A 66-year-old man of US descent is the fourth-largest case in the world of “Healing” from the HIV virus after being infected with it for more than thirty years. As stated by the City of Hope National Medical Center in Duarte, California – the hospital that treated the patient – the man is currently in remission – which occurs when the severity of the symptoms of a given disease gradually subside – and for over 17 months stopped following antiretroviral treatment (which reduces and contains the replication of the virus). The cause that allowed the healing is under investigation by doctors, as there is still no known cure for the virus.
According to doctors, the most likely hypothesis is that HIV remission was caused by bone marrow transplantation with stem cells – from a donor naturally resistant to HIV and able to keep the infection away thanks to a rare genetic mutation – to which the patient has been subjected. After the surgery, in fact, the man he no longer had any traces of the virus in his blood. After the transplant all the tests carried out showed the same result: apparently his body is no longer able to replicate HIV.
However, despite the encouraging words of Jana Dickter, an infectious disease physician at the City of Hope National Medical Center (“We were thrilled to let him know that his HIV is in remission and that he no longer needs treatment”) , bone marrow transplants they are not the solution and will not radically change things. In fact it is “a complex procedure with potentially significant side effects. Therefore, it’s not really a suitable option for most people living with this pathology “, even if the researchers are instead working to understand how (and if) to exploit the genetic characteristic of the 66-year-old bone marrow donor, which as we have said has shown itself naturally immune to the virus.

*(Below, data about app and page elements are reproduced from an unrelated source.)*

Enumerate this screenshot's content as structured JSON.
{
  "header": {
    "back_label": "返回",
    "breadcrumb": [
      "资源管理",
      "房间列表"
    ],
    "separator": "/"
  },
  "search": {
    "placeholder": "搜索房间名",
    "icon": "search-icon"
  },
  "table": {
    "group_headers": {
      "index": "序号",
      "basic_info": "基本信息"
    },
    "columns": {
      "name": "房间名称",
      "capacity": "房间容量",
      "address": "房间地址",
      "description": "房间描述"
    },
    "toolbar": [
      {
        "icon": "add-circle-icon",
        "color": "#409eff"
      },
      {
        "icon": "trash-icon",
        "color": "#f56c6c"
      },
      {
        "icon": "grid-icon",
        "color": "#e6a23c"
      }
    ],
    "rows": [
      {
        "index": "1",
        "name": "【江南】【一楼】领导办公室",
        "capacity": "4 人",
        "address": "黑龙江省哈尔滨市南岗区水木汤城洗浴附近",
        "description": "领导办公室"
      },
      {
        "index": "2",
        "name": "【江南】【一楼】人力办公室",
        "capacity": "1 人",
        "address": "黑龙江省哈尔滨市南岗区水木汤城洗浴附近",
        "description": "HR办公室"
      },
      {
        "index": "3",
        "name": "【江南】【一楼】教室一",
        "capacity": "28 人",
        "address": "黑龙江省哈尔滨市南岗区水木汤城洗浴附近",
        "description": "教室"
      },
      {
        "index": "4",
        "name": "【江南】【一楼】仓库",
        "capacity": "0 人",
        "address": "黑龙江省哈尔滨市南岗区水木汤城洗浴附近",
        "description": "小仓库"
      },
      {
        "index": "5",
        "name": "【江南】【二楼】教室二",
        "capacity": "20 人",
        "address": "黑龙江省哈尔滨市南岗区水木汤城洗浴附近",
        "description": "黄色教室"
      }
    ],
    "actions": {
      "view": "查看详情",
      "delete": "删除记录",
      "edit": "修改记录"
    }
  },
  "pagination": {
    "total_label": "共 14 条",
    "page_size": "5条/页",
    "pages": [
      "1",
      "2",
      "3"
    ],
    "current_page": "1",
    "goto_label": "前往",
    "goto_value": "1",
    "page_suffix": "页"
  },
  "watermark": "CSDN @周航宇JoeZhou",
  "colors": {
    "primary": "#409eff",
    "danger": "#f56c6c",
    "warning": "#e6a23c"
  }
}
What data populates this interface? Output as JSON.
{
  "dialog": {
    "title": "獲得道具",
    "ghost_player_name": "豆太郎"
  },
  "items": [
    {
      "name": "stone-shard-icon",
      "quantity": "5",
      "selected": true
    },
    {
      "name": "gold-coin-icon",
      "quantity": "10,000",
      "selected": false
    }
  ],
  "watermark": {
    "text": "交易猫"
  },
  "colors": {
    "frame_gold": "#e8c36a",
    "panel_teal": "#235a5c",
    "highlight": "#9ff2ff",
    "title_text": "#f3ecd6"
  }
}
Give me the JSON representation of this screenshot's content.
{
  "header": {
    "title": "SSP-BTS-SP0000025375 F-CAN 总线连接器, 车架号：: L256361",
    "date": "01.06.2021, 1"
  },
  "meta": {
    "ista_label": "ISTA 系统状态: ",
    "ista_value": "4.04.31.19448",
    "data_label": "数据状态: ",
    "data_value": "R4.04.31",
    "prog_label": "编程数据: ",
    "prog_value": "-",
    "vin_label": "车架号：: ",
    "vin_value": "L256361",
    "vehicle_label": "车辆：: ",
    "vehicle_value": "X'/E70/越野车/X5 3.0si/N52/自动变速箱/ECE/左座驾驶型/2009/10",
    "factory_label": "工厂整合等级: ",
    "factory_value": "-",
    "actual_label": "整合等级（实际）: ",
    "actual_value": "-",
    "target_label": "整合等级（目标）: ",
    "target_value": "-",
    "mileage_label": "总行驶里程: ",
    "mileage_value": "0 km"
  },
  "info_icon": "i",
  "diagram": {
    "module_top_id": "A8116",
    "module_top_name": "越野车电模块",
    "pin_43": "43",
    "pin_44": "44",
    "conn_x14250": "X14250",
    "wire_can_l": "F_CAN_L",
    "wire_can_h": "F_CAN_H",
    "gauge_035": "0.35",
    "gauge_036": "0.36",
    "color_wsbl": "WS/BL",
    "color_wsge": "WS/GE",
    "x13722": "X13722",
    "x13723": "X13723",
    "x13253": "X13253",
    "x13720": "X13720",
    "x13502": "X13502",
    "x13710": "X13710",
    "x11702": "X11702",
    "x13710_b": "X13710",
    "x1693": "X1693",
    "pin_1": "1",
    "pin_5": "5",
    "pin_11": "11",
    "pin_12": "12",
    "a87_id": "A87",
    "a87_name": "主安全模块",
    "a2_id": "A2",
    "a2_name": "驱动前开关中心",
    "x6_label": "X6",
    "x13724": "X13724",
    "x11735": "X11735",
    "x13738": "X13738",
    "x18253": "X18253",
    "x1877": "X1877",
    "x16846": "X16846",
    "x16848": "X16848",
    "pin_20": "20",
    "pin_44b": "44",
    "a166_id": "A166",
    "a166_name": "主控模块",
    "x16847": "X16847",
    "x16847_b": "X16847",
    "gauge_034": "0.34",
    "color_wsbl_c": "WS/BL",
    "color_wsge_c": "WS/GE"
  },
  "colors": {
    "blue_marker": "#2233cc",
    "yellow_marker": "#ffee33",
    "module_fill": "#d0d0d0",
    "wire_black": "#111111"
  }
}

What we have told you it is not the first case of HIV recovery. Before the 66-year-old American, there were three other people declared by doctors to be “cured”. The first case is that of Timothy Ray Brown, which occurred in 2011 and better known as the Berlin patient.
It comes naturally, after reading news of this type, to ask oneself one thing: why is there still no cure or vaccine against HIV? Although studies have been going on for years, it is difficult for science to fight a virus of this type, precisely because of its characteristics. This in fact can hide in the host cell for a long time, without ever being “seen”. The fact of never being able to keep an eye on it means that it is not enough to eliminate viral particles through antibodies (as vaccines work) because the infection may not actually die. The virus integrates into the genetic heritage and changes constantly: a valid vaccine, therefore, should be able to consider and fight all these variables.
Fortunately, however, over the years life expectancy – at least in the West – for those affected by HIV has improved a lot, thanks to modern therapies. The patient can in fact lead a normal life, as long as the infection is “caught” in time and therefore allows the treatment to act. In poorer countries it is difficult for that to happen, e many people still die of AIDS or related diseases.[di Gloria Ferrari]